Pushing irregular updates w/ HttpServer & Server Sent Events / Websockets


#1

Recently I had the idea to add a web server to a long running computation, which should give essentially updates on the status of the computation to all connected browsers by simply pushing the new data at rather large intervals.
Thinking about some number crunching style computation that runs a week on a cluster, and at certain milestones would want to push a status, or print intermediate critical warnings that the solver starts diverging etc., and with this enabling users to e.g. read/discuss them in a meeting even on a mobile…

Not being much of a web developer, I found HTML5 Server Sent Events (SSE) to perhaps be the feature to make this possible. An alternative could be WebSockets, as @hustf pointed out by commenting my current non-working solution using SSE in this gist.

I guess, the steps to be taken would be:

  • create an http server that handles the basic connections (as in the gist above)
  • create a logging function or IOStream for the computational kernel to “print” to,
  • hook the two things somehow.

And the last two are pretty much where I’m stuck. I just don’t get it how to make that connection.
Google isn’t much help since only providing me with trivial examples…and not written in Julia either.

I’d be happy for any advice or hint towards some Julia code that is accomplishing something similar.


Edit: And I guess one of the issues is HttpServer.run(...) blocking…


#2

Web part

You may use web sockets or even just periodic requests from JavaScript using setInterval(). The advantage of web sockets is that clients will get updates almost immediately, while setInterval() should give compatibility with even oldest browsers.

Logging part

One way to post updates on one side and read them on the other side is to use message queues such as ZMQ. For example, you can add something like this to your computational process:

using ZMQ

ctx = Context()
sock = Socket(ctx, PUB)
ZMQ.bind(sock, "tcp://*:5555")

# do stuff and publish updates to ZeroMQ socket at port 5555
while true
    println("Sending a message")
    send(sock, Message("new update..."))
    sleep(1)
end

and something like this to a web server process:

using ZMQ

ctx = Context()
sock = Socket(ctx, SUB)

ZMQ.subscribe(sock)
connect(sock, "tcp://localhost:5555")

# read the updates from port 5555 and print them to console
while true
    data = unsafe_string(ZMQ.recv(sock))  
    println("Received a message: $data")
end

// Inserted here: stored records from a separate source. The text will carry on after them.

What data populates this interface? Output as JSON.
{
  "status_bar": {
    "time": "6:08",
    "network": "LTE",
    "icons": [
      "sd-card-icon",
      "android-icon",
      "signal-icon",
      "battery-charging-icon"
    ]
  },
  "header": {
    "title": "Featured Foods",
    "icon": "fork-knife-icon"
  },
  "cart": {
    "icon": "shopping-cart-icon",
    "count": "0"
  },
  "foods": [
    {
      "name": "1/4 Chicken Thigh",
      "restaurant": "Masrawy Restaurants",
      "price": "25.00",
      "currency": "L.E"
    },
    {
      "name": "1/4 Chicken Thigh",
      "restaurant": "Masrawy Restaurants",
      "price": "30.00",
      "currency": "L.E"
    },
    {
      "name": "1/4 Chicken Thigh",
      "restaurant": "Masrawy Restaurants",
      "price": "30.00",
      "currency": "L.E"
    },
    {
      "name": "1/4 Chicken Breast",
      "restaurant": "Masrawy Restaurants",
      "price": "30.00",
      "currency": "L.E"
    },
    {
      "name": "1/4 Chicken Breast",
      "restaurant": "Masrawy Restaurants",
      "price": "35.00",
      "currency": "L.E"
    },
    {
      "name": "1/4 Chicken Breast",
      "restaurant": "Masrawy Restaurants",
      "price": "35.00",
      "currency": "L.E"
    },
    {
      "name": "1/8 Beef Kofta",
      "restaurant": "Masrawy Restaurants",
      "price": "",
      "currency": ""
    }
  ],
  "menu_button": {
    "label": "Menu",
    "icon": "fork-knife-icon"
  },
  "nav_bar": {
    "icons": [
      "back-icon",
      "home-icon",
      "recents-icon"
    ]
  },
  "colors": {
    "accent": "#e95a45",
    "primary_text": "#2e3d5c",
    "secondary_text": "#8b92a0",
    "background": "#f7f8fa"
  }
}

Try putting these snippets to files, say, pub.jl and sub.jl and running them in 2 different consoles to get the feeling of what’s going on.

Putting it all together

Your web server may then look like this:

using HttpServer
using WebSockets
using ZMQ

wsh = WebSocketHandler() do req,client
    ctx = Context()
    sock = Socket(ctx, SUB)
    
    ZMQ.subscribe(sock)
    connect(sock, "tcp://localhost:5555")
    
    while true
        data = unsafe_string(ZMQ.recv(sock))
        write(client, "Received a message: $data")
    end
end

server = Server(wsh)
run(server,8080)

and on the web page you can do:

var ws = new WebSocket("ws://localhost:8080")
ws.onmessage = function (event) {
  console.log(event.data);  // or fill in a div with messages                                           
}

Note that this is only one way to implement it, you can replace literally any part of this implementation. For example, you cab write updates to a persistent message queue like Kafka or even to a database instead of ZMQ, and then retrieve updates from the last time. Or you can replace web sockets with ordinary HTTP requests, etc.


#3

Cool, many thanks! That’s a really useful approach since it eventually permits me even to embed multiple computations on one website; just like e.g. Travis CI. :slight_smile:


#4

Thanks for the ideas and code! If you are looking for more of a framework, you may find this useful: https://bitbucket.org/jocklawrie/skeleton-webapp.jl


#5

I’ll take a closer look into it. Thanks for the tip.